"""
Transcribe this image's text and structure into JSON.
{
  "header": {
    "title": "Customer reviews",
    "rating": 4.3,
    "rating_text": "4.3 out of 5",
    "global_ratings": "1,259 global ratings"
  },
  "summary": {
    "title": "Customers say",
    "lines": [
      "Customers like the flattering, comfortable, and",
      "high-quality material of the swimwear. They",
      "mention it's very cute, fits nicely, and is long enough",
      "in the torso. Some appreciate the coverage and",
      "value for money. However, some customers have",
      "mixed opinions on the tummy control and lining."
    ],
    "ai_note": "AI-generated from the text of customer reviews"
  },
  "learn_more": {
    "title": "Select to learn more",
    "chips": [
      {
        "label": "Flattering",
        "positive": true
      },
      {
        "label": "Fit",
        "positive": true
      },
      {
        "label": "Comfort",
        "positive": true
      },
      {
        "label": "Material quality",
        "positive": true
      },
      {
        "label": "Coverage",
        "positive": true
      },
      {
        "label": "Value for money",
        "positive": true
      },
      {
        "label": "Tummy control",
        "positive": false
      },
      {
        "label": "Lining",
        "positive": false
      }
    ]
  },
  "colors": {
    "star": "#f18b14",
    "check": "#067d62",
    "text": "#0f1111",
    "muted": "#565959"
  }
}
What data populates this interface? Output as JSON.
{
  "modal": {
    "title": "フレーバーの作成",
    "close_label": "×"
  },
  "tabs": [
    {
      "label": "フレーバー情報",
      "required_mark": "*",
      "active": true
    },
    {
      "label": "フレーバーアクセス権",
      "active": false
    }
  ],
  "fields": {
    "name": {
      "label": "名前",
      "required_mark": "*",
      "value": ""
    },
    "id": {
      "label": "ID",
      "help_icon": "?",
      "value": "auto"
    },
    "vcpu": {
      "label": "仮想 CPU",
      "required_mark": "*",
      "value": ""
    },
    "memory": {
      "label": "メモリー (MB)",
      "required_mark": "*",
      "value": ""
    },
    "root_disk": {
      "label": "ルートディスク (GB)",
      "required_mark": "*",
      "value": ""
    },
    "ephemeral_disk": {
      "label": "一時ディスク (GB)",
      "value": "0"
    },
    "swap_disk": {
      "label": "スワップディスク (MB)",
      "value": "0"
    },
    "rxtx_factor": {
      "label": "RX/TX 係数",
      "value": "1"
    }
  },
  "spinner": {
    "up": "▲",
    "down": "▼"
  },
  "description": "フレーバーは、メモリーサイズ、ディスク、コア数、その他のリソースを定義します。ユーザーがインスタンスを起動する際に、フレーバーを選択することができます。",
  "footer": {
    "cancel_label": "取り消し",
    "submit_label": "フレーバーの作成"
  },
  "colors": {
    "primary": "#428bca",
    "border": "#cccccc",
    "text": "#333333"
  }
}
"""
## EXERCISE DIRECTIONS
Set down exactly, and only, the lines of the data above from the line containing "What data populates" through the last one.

## SOLUTION FOR THIS TASK
What data populates this interface? Output as JSON.
{
  "modal": {
    "title": "フレーバーの作成",
    "close_label": "×"
  },
  "tabs": [
    {
      "label": "フレーバー情報",
      "required_mark": "*",
      "active": true
    },
    {
      "label": "フレーバーアクセス権",
      "active": false
    }
  ],
  "fields": {
    "name": {
      "label": "名前",
      "required_mark": "*",
      "value": ""
    },
    "id": {
      "label": "ID",
      "help_icon": "?",
      "value": "auto"
    },
    "vcpu": {
      "label": "仮想 CPU",
      "required_mark": "*",
      "value": ""
    },
    "memory": {
      "label": "メモリー (MB)",
      "required_mark": "*",
      "value": ""
    },
    "root_disk": {
      "label": "ルートディスク (GB)",
      "required_mark": "*",
      "value": ""
    },
    "ephemeral_disk": {
      "label": "一時ディスク (GB)",
      "value": "0"
    },
    "swap_disk": {
      "label": "スワップディスク (MB)",
      "value": "0"
    },
    "rxtx_factor": {
      "label": "RX/TX 係数",
      "value": "1"
    }
  },
  "spinner": {
    "up": "▲",
    "down": "▼"
  },
  "description": "フレーバーは、メモリーサイズ、ディスク、コア数、その他のリソースを定義します。ユーザーがインスタンスを起動する際に、フレーバーを選択することができます。",
  "footer": {
    "cancel_label": "取り消し",
    "submit_label": "フレーバーの作成"
  },
  "colors": {
    "primary": "#428bca",
    "border": "#cccccc",
    "text": "#333333"
  }
}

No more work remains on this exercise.